That’s crazy man. I been taking an online course led by CoRev on soybeans. Here’s a video of “Unit 1” of the course, so far it’s cost me $19.95 (an offer only available for a limited time) and my real life results have been, uuuuuhh, well I would say “mixed” results.
I needed a change in my life and it was either CoRev’s online course on soybeans or Joel Osteen, and I was already fatigued with Osteen’s whispery sound by the 3rd day.
This guy AS has a very high midi-chlorians count if you ask me:
Kinda reminds me of this chick.
Just one note about the data. If you are going to use the Energy Information Administration stuff, you want to be very careful about which series you use, and citing it. All these little meticulous definitions matter. Let me give you one current example. It is from
which has the data for April 2019. You look at the electricity prices by state in
Table 5.6.A. Average Price of Electricity to Ultimate Customers by End-Use Sector,by State, April 2019 and 2018 (Cents per Kilowatthour)
You can say electricity prices in Maryland, between April 2018 and April 2019, went up from 13.37 cents per Kwh to 14.25 cents per Kwh, a 6.58% increase, if you want to worry about inflation, or you can say they went up from 11.54 cents per Kwh to 11.60 cents, a 0.52% increase, if you are confident inflation is not a problem. It takes careful digging to realize that the first is referring to residential prices exclusively, while the second has all prices, weighted by quantities used. The second includes industrial prices, which fell, from 8.35 cents per Kwh in April 2018 to 7.66 cents per Kwh in April 2019. These sorts of irritating details can be overlooked, shall we say, by people who are confident they are right and don’t need to worry.
Julian Silk: Yes, that is a good point. The bottom line: always read the footnotes, when it comes to data.
Another note about your data – do you think the “Big Mac” index is a good way to compare purchasing power parity exchange rates? I believe the index is created using prices after all relevant local taxes. But the index makes no allowance for value added taxes, which usually are adjusted at the border using the destination principle. Value added taxes are not uniform among countries. Although most U.S. states have sales taxes that are effectively rebated at the border, their average level is far below the value added taxes in most of Europe. For example, an average VAT of 25% and sales taxes of 6% among the U.S. states would cause the index to overstate substantially the purchasing power parity value of the dollar vis-a-vis the euro.

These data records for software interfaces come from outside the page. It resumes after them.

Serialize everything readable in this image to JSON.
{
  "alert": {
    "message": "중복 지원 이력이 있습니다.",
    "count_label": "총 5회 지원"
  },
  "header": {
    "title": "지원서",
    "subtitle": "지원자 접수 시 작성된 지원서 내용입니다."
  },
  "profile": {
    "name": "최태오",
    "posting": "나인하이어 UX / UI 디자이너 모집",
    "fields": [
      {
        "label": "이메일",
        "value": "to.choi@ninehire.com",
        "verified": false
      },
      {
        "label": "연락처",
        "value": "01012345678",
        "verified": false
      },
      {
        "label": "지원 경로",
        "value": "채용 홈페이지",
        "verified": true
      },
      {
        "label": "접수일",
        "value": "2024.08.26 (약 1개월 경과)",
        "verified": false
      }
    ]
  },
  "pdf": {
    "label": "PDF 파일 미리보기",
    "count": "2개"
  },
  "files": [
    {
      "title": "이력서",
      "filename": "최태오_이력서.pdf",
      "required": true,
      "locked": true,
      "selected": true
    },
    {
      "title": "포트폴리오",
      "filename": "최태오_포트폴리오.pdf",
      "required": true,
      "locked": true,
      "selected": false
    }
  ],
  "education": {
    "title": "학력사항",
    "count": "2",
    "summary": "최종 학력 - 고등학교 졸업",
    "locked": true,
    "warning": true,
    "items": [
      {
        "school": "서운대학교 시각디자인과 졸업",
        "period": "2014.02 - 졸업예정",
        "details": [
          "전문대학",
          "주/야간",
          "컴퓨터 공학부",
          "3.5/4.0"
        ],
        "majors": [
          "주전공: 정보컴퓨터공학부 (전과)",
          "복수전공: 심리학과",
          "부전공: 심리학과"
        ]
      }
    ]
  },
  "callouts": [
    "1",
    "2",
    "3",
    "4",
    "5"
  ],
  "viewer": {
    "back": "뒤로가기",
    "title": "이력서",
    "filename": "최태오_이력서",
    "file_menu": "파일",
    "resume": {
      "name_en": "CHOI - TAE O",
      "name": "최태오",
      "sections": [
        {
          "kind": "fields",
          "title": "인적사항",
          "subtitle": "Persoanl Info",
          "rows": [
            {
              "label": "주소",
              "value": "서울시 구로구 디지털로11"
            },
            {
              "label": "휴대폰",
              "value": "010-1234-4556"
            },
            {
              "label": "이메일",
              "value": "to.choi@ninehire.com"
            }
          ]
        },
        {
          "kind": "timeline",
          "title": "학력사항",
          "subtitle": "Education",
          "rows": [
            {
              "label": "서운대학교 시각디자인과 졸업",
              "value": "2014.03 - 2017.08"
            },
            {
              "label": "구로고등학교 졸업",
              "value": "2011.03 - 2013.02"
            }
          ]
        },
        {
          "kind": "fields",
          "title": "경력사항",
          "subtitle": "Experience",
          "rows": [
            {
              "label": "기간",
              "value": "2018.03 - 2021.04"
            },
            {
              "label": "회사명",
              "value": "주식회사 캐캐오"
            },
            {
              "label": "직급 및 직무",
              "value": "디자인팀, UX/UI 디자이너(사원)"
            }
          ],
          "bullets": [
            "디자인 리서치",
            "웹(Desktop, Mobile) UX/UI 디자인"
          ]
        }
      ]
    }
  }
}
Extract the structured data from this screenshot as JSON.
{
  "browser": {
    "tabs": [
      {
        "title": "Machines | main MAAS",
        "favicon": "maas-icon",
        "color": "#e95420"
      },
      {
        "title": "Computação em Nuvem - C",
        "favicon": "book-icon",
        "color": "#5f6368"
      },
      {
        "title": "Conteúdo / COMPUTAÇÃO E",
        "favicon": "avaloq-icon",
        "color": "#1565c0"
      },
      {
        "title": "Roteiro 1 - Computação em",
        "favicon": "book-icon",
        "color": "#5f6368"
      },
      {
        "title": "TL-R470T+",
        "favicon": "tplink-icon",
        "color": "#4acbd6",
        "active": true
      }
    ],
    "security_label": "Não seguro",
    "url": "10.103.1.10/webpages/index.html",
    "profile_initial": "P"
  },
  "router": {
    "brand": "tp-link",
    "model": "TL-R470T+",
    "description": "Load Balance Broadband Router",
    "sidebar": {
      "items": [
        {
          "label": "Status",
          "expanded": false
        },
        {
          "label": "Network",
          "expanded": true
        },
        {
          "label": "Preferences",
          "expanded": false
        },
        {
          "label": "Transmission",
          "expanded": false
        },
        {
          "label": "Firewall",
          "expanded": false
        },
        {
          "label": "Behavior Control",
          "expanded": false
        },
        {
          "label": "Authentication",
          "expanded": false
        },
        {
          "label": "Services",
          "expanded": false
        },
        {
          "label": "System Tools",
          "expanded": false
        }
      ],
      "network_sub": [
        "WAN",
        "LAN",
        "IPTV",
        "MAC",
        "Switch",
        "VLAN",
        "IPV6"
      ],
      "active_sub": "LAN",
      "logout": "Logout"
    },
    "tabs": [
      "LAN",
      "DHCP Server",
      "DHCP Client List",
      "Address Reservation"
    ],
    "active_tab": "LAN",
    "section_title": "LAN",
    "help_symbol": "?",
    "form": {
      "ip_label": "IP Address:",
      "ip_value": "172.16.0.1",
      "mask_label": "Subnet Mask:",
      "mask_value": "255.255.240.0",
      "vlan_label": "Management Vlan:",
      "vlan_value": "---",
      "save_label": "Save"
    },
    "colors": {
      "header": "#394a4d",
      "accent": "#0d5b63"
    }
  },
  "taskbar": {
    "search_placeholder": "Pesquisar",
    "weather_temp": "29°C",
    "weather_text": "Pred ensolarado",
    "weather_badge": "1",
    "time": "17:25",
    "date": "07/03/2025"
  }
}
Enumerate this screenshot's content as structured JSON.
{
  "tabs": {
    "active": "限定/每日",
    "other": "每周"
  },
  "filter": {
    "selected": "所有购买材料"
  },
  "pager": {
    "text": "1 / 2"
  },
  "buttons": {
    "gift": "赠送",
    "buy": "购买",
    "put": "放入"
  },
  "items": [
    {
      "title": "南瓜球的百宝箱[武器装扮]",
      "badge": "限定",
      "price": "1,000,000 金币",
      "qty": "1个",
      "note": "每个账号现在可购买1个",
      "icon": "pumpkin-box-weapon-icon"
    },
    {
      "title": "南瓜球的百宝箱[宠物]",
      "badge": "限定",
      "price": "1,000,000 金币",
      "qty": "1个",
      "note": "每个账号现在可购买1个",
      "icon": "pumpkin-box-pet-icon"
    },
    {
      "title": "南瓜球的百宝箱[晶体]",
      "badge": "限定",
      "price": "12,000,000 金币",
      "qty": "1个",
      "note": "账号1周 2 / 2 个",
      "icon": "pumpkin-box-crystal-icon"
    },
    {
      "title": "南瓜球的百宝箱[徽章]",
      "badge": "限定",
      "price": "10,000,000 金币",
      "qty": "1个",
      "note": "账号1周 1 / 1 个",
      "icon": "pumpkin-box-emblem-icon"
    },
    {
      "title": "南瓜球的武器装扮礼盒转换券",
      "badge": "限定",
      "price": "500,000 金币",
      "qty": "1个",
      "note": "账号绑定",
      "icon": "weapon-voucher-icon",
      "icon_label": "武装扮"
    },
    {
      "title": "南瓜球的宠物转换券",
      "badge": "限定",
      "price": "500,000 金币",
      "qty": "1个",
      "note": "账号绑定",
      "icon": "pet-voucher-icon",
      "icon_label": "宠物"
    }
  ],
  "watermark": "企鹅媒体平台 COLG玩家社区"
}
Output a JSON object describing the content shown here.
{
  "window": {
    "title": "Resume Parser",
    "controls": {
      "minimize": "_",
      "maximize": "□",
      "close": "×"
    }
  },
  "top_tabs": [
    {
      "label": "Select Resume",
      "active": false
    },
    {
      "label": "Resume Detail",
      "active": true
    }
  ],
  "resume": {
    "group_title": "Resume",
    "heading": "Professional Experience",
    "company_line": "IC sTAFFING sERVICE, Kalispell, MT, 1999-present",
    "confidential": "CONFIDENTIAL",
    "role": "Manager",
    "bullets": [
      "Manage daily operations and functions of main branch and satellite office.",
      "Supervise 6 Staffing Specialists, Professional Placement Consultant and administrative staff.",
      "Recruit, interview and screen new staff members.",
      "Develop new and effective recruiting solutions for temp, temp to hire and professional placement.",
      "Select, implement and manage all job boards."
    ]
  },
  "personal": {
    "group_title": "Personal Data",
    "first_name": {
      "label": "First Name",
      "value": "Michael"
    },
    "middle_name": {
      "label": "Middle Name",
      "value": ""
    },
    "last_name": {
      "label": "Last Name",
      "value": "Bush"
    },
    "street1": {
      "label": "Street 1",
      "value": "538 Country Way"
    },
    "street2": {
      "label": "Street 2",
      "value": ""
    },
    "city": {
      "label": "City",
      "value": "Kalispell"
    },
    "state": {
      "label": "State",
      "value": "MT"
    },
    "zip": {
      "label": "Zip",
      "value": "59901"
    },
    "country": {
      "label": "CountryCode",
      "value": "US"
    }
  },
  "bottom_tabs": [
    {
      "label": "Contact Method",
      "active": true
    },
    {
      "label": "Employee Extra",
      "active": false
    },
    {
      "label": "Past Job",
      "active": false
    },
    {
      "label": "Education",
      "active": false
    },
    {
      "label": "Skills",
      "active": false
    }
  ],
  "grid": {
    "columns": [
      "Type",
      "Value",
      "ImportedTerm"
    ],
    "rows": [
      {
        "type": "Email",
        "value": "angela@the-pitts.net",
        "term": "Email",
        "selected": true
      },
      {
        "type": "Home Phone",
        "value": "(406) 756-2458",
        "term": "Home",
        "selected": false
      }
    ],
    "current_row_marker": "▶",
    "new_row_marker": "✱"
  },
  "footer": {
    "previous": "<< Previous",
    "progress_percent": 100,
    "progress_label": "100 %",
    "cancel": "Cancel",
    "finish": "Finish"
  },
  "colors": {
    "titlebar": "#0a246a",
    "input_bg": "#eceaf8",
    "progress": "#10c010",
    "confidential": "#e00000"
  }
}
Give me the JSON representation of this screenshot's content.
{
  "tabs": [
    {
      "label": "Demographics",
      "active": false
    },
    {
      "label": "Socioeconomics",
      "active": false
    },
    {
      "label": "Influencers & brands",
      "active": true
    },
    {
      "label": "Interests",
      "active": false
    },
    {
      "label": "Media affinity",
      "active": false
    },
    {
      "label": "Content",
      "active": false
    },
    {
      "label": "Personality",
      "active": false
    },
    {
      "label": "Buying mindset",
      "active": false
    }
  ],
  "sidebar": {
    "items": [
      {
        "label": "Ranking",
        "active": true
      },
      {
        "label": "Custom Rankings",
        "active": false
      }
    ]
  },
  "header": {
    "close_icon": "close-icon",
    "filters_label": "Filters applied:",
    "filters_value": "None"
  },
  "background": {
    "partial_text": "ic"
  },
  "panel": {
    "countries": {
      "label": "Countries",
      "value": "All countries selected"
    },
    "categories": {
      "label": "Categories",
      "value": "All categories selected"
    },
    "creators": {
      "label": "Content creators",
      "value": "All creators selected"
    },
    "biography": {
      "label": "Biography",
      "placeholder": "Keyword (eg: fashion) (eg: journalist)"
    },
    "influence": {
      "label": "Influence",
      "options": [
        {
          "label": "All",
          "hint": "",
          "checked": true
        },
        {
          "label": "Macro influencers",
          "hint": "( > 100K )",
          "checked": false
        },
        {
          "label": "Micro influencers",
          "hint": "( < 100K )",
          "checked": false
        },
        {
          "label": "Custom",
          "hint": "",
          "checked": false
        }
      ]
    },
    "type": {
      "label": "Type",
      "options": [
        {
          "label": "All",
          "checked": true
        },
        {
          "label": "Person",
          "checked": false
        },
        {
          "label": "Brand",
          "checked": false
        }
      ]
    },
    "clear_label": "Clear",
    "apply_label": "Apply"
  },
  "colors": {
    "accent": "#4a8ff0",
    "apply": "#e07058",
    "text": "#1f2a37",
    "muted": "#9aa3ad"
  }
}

don: As I recall the literature on burgernomics, most of the cost was in labor. Hence, I don’t think the bias is as great as you assert. Probably dwarfed by the exchange rate volatility.